Complaints also provide a valuable source of negative feedback, which can be hard to get. For problems to be fixed, they need to be found and highlighted, and I’d say no one finds problems better than a curmudgeon. Dealing with a pool full of problems is better than dealing with an empty one that you’re trying to fill.

Curmudgeons also tend to have a very high standard, which is usually what causes all the grumbling. This serves as a boost to the team and lifts the standards that everyone is aiming for.

Lastly, their complaints belay a truth they may not share openly - they really do care about the work and the workplace, and they want to make things better for everyone.

Note that

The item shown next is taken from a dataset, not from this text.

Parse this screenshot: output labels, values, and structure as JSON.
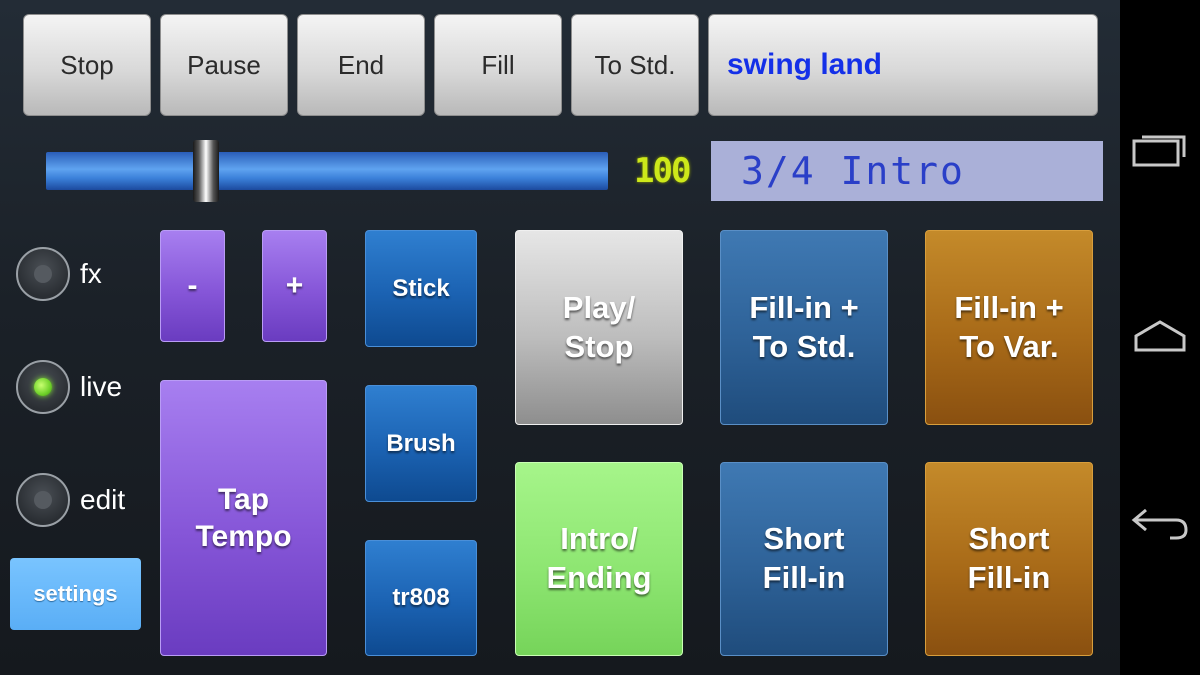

A curmudgeon may affect the team’s morale with their complaints. So, as a mitigating measure, team members should be encouraged and lauded for any improvements they make. Non-work activities (like table tennis or a team outing with no work on the agenda) can also let any built up steam cool off in a healthy way.

Beyond tech

This applies more generally too. People who have negative things to say may have a very valid reason for saying those things. Even if the things that are being said are not valid, there may be an underlying systemic flaw that causes those feelings of hurt/negativity.

A curmudgeon by any other name

The definition of curmudgeon as stated here does not include those that bully others. I think Robert Sutton did a good job identifying characteristics found in bullies. A curmudgeon’s complaints should mostly be about the state of systems or processes (red-tape) and not about individual people.

A curmudgeon differs from a cynic in that a cynic does not believe that people are up to any good. A cynic’s opposite would be a “Yes-man”. A curmudgeon, importantly, takes initiatives, and without being told, actively fixes some of the things they complain about. They’d fix everything, but they complain about so much that there’s no time to fix all of it!

Curmudgeons in the wild

A catalog; notes for myself

  • John Carmack, many such examples. Here’s another, oversteps into what may be bully territory at times.
  • Steve Yegge, whose most famous rant was this one on platforms. Yegge has so many that his blog is called “Stevey’s Blog Rants”.
  • Casey Muratori, ranting here about Visual Studio. Many other rants too.
  • Jonathan Blow, one example.
  • Note: It’s interesting that many are from a gamedev background.